Anxiety can be one of the loudest and most obvious emotions trying to get our attention. We can have racing thoughts, rapid heartbeat, sweaty palms, dizziness, and even feelings of panic. It’s our body’s way of warning us of potential danger. Out of any moment in your life, when else could you feel more in danger than when you’re facing a cancer diagnosis and treatment? That being said, we know it’s not beneficial for our mental or physical health to remain in a state of worry for a prolonged period. It is vital to your recovery for you to learn to cope with your feelings of anxiety.

If you acknowledge your fears, these feelings don’t have to try so hard to make you listen.

Author of Article photo

Scott Bonnel

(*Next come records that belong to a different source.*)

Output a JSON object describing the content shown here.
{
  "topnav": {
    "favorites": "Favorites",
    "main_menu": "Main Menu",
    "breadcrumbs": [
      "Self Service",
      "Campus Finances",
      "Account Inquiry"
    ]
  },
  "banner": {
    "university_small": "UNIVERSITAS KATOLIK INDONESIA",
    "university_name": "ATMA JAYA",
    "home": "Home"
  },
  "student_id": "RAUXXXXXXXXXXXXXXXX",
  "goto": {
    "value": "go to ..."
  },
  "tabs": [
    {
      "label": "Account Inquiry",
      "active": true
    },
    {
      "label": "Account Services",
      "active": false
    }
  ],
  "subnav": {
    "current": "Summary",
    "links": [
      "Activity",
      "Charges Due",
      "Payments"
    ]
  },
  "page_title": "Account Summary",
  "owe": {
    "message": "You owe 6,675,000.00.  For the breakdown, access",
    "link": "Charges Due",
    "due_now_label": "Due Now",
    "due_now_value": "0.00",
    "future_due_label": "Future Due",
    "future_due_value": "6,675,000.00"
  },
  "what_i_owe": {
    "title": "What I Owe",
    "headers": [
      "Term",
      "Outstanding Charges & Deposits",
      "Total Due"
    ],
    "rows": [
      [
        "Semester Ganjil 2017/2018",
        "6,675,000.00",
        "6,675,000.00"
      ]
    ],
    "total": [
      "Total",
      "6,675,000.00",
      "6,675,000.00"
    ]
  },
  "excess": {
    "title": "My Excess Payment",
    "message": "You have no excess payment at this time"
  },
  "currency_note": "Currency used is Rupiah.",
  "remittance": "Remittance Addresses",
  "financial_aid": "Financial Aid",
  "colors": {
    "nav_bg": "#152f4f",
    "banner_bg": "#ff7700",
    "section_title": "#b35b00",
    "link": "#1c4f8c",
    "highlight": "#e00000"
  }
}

Returning to our metaphor, let’s consider an alternative way of dealing with our “noisy” feelings. Can you act like your own best friend and have a comforting conversation with your feelings? Can you go within yourself and say, “I understand you’re worried. I’m here to listen,” and then actually listen to your feelings? Often, people coping with cancer approach the process with an attitude that says, “Keep your head down and just make it through this.” While this can work for a limited time, after a while, the buildup of stress and anxiety will start to make itself known. However, if you acknowledge your fears, these feelings don’t have to try so hard to make you listen.

So how do you listen to your feelings? Start with this: think of your very best friend, the person you turn to for comfort. They care about you and love you. Your best friend listens with attention, compassion, and acceptance. Would your best friend tell you to shut up and not feel scared?

With personal compassion, you can begin to acknowledge your feelings. Instead of denying or disallowing your feelings, you name them: “I am scared,” “I am tired,” “I am afraid,” “I am feeling powerful today!” Allowing yourself to name your feelings validates what you are experiencing inside. Imagine the confusion your brain experiences when it interprets feelings and is told those feelings don’t belong or aren’t real. Acknowledgment is the first step to acceptance. If I recognize I am feeling a certain way, I allow myself to experience the feeling; I name that feeling. I then can start to accept how I am feeling. This can bring profound emotional healing.

Many people are frightened that if they allow themselves to experience their feelings, they will become overwhelmed by them. “If I start crying, I’ll never stop.” This is the big trick: as it turns out, once you begin to have self-compassion and to acknowledge and accept how you are feeling, the emotions no longer seem so overwhelming. It takes some bravery, but it is one of the best things you can do for yourself.

♦ ♦ ♦ ♦ ♦

Scott Bonnel is a licensed marriage and family therapist and a college professor in Los Angeles, CA. In his private practice, Scott specializes in the treatment of anxiety. He helps individuals, couples, and families facing cancer treatment to become empowered, mindful, and aware during their journey to recovery. Learn more at

This article was published in Coping® with Cancer magazine, January/February 2013.